In these messed-up times of school shooters, one might believe an active crime scene is in progress if somebody kicks open a classroom door and shoots the teacher. It’s hard to imagine now that people kicking open the doors of an English or journalism class were doing it on the teacher’s behalf to prove how unreliable eyewitness testimony is.

I’d heard about the practice from my father who was a college journalism dean. So I was surprised when my college English teacher did it. I knew the minute the door flew open that the entire argument and shooting were a staged event, so I took notes while it happened rather than doing the natural thing by just trying to stay out of the way.

Eyewitness testimony seems like it should be flawless. English teachers don’t care about the science behind the reason why such testimony is usually terrible even though it puts a lot of people in jail.

After the “bad guy” left the classroom and the professor stood up and said, “No, I really didn’t get shot,” he asked us to spend the next 20 minutes (without consulting any other student) writing down what happened. Of course, the professor knew what happened: he had a script. The video camera in the back of the room “knew” what happened because it had a tape of the event.

Each of us was asked to stand up and read our account of the event. Suffice it to say, what we think we saw was wildly different. Then the professor played the videotape, proving–with a smirk–that most of the students didn’t have a flue what happened.

In “real life,” my professor didn’t have a globe.

My account was spot on. The professor was ticked off and asked how I perfectly recorded the sequence of events correctly. I told him that his little skit was as old as the hills so the minute it started I knew it wasn’t real. I took notes rather than reacting.

He wanted to give me an F for “cheating,” but he just couldn’t quite do it, and–in fact–he seemed relieved that I wasn’t calm and cool under fire because I was a macho cop but because I knew I was basically watching a play.

The other students were not astonished when I turned out to be the “perfect” eyewitness; they were not only embarrassed because they had not only been fooled by a skit but couldn’t even remember what really happened.

Naturally, no teacher would create such a skit today unless s/he left out the guns and the threats. So maybe some guy just kicks open the classroom door and says, “I ain’t got no bananas” and then gets into an argument with somebody who supposedly ordered them on his/her cell phone. Lacks punch, doesn’t it?

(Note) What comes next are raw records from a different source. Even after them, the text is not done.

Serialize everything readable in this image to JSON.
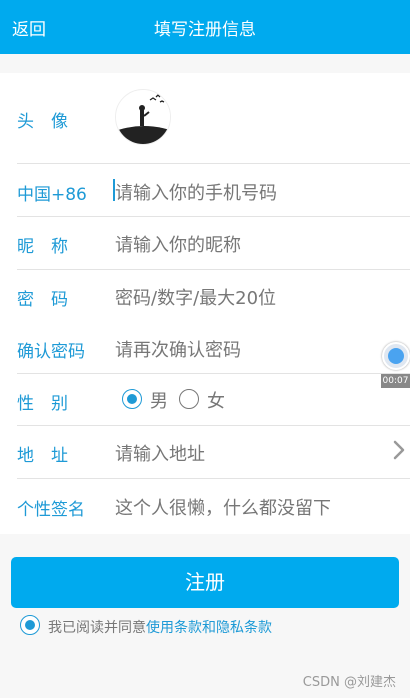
{
  "header": {
    "back_label": "返回",
    "title": "填写注册信息"
  },
  "form": {
    "avatar_label": "头　像",
    "phone_label": "中国+86",
    "phone_placeholder": "请输入你的手机号码",
    "nickname_label": "昵　称",
    "nickname_placeholder": "请输入你的昵称",
    "password_label": "密　码",
    "password_placeholder": "密码/数字/最大20位",
    "confirm_label": "确认密码",
    "confirm_placeholder": "请再次确认密码",
    "gender_label": "性　别",
    "gender_options": [
      "男",
      "女"
    ],
    "gender_selected": "男",
    "address_label": "地　址",
    "address_placeholder": "请输入地址",
    "signature_label": "个性签名",
    "signature_placeholder": "这个人很懒，什么都没留下"
  },
  "floating_timer": {
    "time": "00:07"
  },
  "submit_label": "注册",
  "agreement": {
    "prefix": "我已阅读并同意",
    "link": "使用条款和隐私条款",
    "checked": true
  },
  "watermark": "CSDN @刘建杰",
  "colors": {
    "accent": "#00aaee",
    "label": "#1e9ad6"
  }
}
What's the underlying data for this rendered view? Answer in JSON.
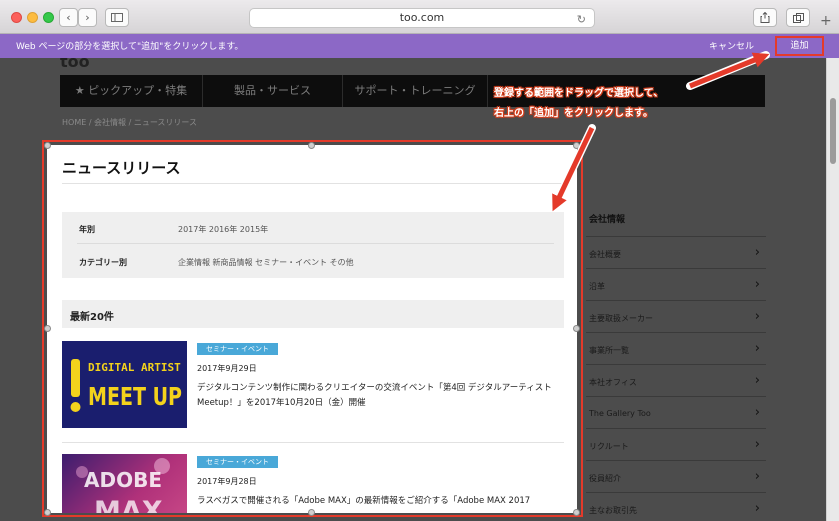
{
  "browser": {
    "url": "too.com",
    "icons": [
      "back-icon",
      "forward-icon",
      "sidebar-icon",
      "reload-icon",
      "share-icon",
      "tabs-icon",
      "new-tab-icon"
    ]
  },
  "clip_bar": {
    "message": "Web ページの部分を選択して\"追加\"をクリックします。",
    "cancel_label": "キャンセル",
    "add_label": "追加",
    "color": "#8c68c6"
  },
  "site": {
    "logo": "too",
    "nav": [
      "★  ピックアップ・特集",
      "製品・サービス",
      "サポート・トレーニング"
    ],
    "breadcrumb": "HOME  /  会社情報  /  ニュースリリース",
    "sidebar": {
      "title": "会社情報",
      "items": [
        "会社概要",
        "沿革",
        "主要取扱メーカー",
        "事業所一覧",
        "本社オフィス",
        "The Gallery Too",
        "リクルート",
        "役員紹介",
        "主なお取引先"
      ]
    }
  },
  "selection": {
    "page_title": "ニュースリリース",
    "filters": {
      "year_label": "年別",
      "years": "2017年    2016年    2015年",
      "category_label": "カテゴリー別",
      "categories": "企業情報    新商品情報    セミナー・イベント    その他"
    },
    "latest_label": "最新20件",
    "items": [
      {
        "badge": "セミナー・イベント",
        "date": "2017年9月29日",
        "title": "デジタルコンテンツ制作に関わるクリエイターの交流イベント「第4回 デジタルアーティスト Meetup！」を2017年10月20日（金）開催",
        "image_text_line1": "DIGITAL ARTIST",
        "image_text_line2": "MEET UP"
      },
      {
        "badge": "セミナー・イベント",
        "date": "2017年9月28日",
        "title": "ラスベガスで開催される「Adobe MAX」の最新情報をご紹介する「Adobe MAX 2017",
        "image_text_line1": "ADOBE",
        "image_text_line2": "MAX"
      }
    ]
  },
  "annotation": {
    "line1": "登録する範囲をドラッグで選択して、",
    "line2": "右上の「追加」をクリックします。",
    "color": "#e43a2a"
  }
}
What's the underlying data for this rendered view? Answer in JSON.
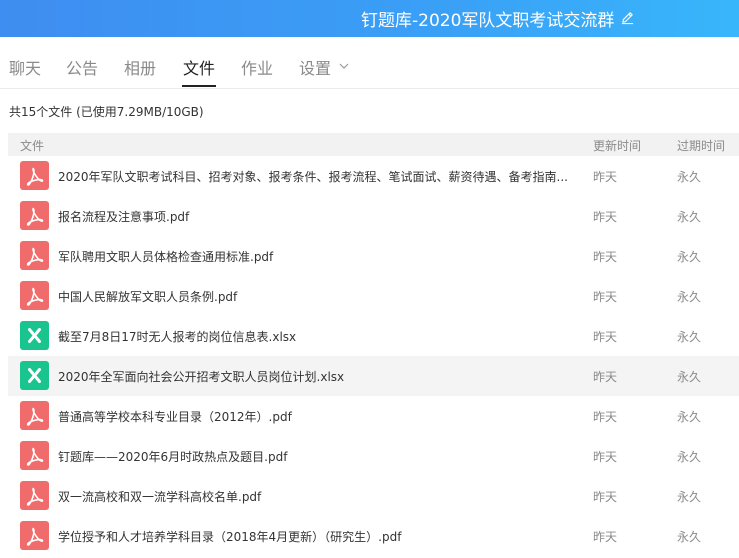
{
  "header": {
    "title": "钉题库-2020军队文职考试交流群"
  },
  "tabs": [
    {
      "label": "聊天"
    },
    {
      "label": "公告"
    },
    {
      "label": "相册"
    },
    {
      "label": "文件",
      "active": true
    },
    {
      "label": "作业"
    },
    {
      "label": "设置"
    }
  ],
  "summary": "共15个文件 (已使用7.29MB/10GB)",
  "table": {
    "columns": {
      "file": "文件",
      "updated": "更新时间",
      "expires": "过期时间"
    },
    "rows": [
      {
        "icon": "pdf-file-icon",
        "name": "2020年军队文职考试科目、招考对象、报考条件、报考流程、笔试面试、薪资待遇、备考指南...",
        "updated": "昨天",
        "expires": "永久"
      },
      {
        "icon": "pdf-file-icon",
        "name": "报名流程及注意事项.pdf",
        "updated": "昨天",
        "expires": "永久"
      },
      {
        "icon": "pdf-file-icon",
        "name": "军队聘用文职人员体格检查通用标准.pdf",
        "updated": "昨天",
        "expires": "永久"
      },
      {
        "icon": "pdf-file-icon",
        "name": "中国人民解放军文职人员条例.pdf",
        "updated": "昨天",
        "expires": "永久"
      },
      {
        "icon": "excel-file-icon",
        "name": "截至7月8日17时无人报考的岗位信息表.xlsx",
        "updated": "昨天",
        "expires": "永久"
      },
      {
        "icon": "excel-file-icon",
        "name": "2020年全军面向社会公开招考文职人员岗位计划.xlsx",
        "updated": "昨天",
        "expires": "永久"
      },
      {
        "icon": "pdf-file-icon",
        "name": "普通高等学校本科专业目录（2012年）.pdf",
        "updated": "昨天",
        "expires": "永久"
      },
      {
        "icon": "pdf-file-icon",
        "name": "钉题库——2020年6月时政热点及题目.pdf",
        "updated": "昨天",
        "expires": "永久"
      },
      {
        "icon": "pdf-file-icon",
        "name": "双一流高校和双一流学科高校名单.pdf",
        "updated": "昨天",
        "expires": "永久"
      },
      {
        "icon": "pdf-file-icon",
        "name": "学位授予和人才培养学科目录（2018年4月更新）（研究生）.pdf",
        "updated": "昨天",
        "expires": "永久"
      }
    ]
  },
  "colors": {
    "header": "#3aa0f6",
    "pdf": "#f06b6b",
    "excel": "#19c48f"
  }
}
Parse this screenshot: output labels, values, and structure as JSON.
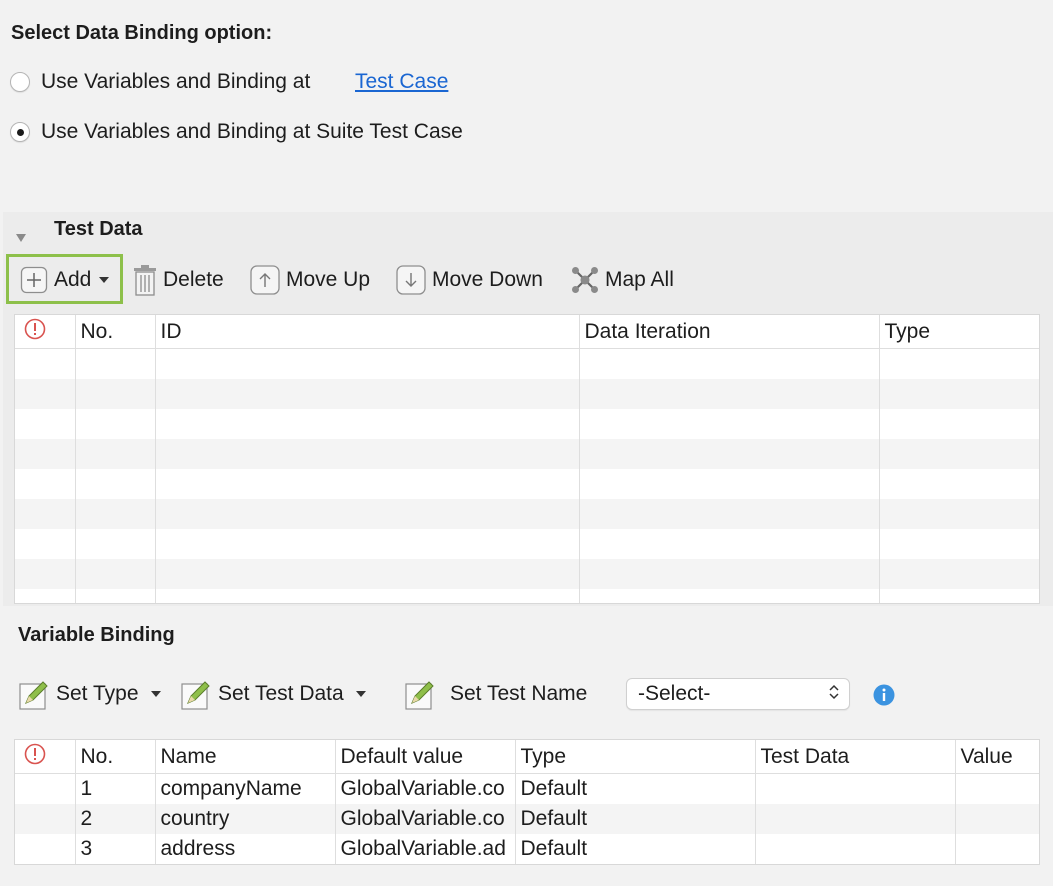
{
  "binding_options": {
    "heading": "Select Data Binding option:",
    "option1_label": "Use Variables and Binding at",
    "option1_link": "Test Case",
    "option2_label": "Use Variables and Binding at Suite Test Case",
    "selected": 2
  },
  "test_data": {
    "title": "Test Data",
    "toolbar": {
      "add": "Add",
      "delete": "Delete",
      "move_up": "Move Up",
      "move_down": "Move Down",
      "map_all": "Map All"
    },
    "columns": [
      "No.",
      "ID",
      "Data Iteration",
      "Type"
    ],
    "rows": []
  },
  "variable_binding": {
    "title": "Variable Binding",
    "toolbar": {
      "set_type": "Set Type",
      "set_test_data": "Set Test Data",
      "set_test_name": "Set Test Name",
      "select_value": "-Select-"
    },
    "columns": [
      "No.",
      "Name",
      "Default value",
      "Type",
      "Test Data",
      "Value"
    ],
    "rows": [
      {
        "no": "1",
        "name": "companyName",
        "default_value": "GlobalVariable.co",
        "type": "Default",
        "test_data": "",
        "value": ""
      },
      {
        "no": "2",
        "name": "country",
        "default_value": "GlobalVariable.co",
        "type": "Default",
        "test_data": "",
        "value": ""
      },
      {
        "no": "3",
        "name": "address",
        "default_value": "GlobalVariable.ad",
        "type": "Default",
        "test_data": "",
        "value": ""
      }
    ]
  },
  "colors": {
    "link": "#1a66d2",
    "highlight_border": "#8dc04a",
    "error_icon": "#d9534f",
    "info_icon": "#3b93e0",
    "pencil_green": "#8fbf4a"
  },
  "icons": {
    "error": "error-circle-icon",
    "info": "info-icon",
    "add": "plus-square-icon",
    "delete": "trash-icon",
    "move_up": "arrow-up-icon",
    "move_down": "arrow-down-icon",
    "map_all": "network-icon",
    "edit": "pencil-icon",
    "collapse": "triangle-down-icon"
  }
}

What the teacher proved, and what many defense attorneys would like to prove, is what effective authors already know: seeing is not believing. Knowing this, we can stage our short story and novel scenes accordingly. We can use to our advantage the characters’ probably faulty memory–as well as the readers’.


The tag line on Campbell’s website is “In Magic is the Preservation of the World.” That tells you all you need to know about his novels.